- ACTIVITY: Filter the data for lines with the word "your", then copy every line so identified.

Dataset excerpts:
■ ■ ■ ■ ■

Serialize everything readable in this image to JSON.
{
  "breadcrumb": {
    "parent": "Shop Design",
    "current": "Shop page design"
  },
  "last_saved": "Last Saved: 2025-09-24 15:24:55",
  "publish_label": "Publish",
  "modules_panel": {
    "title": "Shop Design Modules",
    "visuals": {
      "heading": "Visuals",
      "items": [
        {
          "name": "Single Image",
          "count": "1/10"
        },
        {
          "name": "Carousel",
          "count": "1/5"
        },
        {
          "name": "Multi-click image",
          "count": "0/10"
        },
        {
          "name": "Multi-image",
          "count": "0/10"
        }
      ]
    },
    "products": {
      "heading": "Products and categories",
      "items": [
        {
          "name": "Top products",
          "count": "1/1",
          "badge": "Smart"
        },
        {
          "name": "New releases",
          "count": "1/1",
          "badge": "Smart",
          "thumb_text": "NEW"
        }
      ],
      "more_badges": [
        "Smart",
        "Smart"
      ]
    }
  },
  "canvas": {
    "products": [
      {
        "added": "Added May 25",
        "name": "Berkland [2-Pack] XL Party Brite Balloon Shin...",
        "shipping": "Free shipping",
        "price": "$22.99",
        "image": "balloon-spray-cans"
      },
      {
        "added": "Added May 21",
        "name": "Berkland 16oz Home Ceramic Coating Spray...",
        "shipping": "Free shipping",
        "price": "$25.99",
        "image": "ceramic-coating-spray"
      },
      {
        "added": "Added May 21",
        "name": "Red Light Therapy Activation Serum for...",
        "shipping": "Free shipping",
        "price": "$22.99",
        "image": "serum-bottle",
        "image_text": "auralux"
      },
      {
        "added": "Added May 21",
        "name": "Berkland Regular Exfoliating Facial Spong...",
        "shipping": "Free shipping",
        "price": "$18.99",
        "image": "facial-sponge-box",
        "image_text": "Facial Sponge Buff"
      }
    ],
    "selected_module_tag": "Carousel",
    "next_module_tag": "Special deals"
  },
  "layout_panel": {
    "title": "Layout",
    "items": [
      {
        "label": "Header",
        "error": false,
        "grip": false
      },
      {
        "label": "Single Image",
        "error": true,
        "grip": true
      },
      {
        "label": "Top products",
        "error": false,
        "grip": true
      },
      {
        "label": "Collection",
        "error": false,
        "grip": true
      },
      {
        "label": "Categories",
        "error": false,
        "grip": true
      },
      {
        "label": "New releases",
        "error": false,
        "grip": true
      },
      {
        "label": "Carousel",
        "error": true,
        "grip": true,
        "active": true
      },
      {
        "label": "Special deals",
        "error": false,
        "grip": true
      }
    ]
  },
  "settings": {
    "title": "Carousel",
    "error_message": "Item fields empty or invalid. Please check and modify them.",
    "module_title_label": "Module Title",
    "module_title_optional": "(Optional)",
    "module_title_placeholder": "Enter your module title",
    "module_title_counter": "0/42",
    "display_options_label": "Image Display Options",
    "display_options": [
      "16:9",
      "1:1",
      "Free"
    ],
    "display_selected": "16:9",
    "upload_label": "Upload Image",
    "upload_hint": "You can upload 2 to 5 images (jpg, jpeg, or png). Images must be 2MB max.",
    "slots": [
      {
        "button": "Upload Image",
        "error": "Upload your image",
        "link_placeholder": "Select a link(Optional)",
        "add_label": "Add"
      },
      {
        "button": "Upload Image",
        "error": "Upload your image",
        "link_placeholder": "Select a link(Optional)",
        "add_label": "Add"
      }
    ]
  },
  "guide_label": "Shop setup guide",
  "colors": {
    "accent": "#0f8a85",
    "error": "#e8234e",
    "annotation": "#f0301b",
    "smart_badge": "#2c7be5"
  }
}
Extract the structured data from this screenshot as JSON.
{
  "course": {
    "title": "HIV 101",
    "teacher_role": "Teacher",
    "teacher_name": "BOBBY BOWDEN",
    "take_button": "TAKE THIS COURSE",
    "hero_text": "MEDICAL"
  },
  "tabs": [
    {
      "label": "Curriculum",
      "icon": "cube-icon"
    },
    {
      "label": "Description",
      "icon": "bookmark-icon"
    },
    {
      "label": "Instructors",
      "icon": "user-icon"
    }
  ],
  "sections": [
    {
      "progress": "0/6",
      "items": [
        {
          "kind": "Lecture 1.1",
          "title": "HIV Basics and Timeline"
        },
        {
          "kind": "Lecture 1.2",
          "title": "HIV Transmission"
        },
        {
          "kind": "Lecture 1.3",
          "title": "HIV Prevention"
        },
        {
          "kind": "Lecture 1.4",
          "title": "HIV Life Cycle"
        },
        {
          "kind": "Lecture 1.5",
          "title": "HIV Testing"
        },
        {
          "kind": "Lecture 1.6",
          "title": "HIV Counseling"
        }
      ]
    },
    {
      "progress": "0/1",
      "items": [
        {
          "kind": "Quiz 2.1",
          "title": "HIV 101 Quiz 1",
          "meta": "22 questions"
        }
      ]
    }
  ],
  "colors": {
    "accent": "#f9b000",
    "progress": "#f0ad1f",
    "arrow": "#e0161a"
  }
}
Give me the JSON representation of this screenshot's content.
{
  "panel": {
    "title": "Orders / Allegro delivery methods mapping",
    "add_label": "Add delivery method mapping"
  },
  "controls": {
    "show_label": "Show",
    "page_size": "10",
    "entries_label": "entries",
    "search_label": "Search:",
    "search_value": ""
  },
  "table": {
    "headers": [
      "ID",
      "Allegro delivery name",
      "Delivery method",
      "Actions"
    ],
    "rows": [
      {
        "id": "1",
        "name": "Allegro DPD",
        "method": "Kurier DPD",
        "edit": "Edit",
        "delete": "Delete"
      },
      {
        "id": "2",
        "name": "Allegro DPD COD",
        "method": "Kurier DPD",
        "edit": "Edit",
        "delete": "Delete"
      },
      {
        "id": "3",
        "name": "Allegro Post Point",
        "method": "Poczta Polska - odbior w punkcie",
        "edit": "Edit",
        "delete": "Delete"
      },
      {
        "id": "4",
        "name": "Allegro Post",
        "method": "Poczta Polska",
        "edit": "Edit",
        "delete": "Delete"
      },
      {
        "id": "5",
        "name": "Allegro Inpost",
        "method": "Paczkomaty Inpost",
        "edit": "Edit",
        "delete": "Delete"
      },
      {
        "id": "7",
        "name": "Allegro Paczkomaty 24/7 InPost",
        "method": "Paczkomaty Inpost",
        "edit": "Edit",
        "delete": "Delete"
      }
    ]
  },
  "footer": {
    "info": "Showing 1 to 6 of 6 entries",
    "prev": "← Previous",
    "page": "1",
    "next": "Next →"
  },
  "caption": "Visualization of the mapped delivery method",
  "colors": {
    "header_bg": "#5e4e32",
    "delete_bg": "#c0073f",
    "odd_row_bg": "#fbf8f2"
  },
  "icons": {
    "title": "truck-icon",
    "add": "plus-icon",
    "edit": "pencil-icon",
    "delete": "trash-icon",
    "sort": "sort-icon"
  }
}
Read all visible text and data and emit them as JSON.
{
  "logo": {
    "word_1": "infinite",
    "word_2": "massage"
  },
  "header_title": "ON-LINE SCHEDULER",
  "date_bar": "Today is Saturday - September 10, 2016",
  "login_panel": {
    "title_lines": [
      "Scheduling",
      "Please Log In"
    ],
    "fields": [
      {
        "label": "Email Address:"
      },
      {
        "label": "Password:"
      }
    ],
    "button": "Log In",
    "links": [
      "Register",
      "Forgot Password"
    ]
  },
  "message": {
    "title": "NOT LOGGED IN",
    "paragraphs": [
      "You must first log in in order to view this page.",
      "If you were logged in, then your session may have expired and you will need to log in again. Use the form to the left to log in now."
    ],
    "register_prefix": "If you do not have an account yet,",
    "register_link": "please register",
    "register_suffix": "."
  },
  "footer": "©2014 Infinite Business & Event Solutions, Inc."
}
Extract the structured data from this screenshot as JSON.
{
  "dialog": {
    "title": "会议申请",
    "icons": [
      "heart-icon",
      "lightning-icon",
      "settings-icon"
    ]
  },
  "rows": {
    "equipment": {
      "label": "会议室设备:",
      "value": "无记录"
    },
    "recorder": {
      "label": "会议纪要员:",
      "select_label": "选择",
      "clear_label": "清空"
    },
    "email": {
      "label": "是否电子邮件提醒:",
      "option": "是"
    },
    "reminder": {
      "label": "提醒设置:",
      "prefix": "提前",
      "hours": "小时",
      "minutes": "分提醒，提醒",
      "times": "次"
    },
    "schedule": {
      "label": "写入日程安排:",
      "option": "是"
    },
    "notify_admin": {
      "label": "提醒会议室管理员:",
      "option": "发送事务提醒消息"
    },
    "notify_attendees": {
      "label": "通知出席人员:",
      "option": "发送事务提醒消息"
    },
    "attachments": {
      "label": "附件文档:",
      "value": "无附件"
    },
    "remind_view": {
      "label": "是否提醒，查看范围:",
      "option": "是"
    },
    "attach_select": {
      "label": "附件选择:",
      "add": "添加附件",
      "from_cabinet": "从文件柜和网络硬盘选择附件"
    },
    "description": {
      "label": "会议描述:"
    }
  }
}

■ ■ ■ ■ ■

- ANSWER TO THE EXERCISE:
    "module_title_placeholder": "Enter your module title",
        "error": "Upload your image",
        "error": "Upload your image",
      "If you were logged in, then your session may have expired and you will need to log in again. Use the form to the left to log in now."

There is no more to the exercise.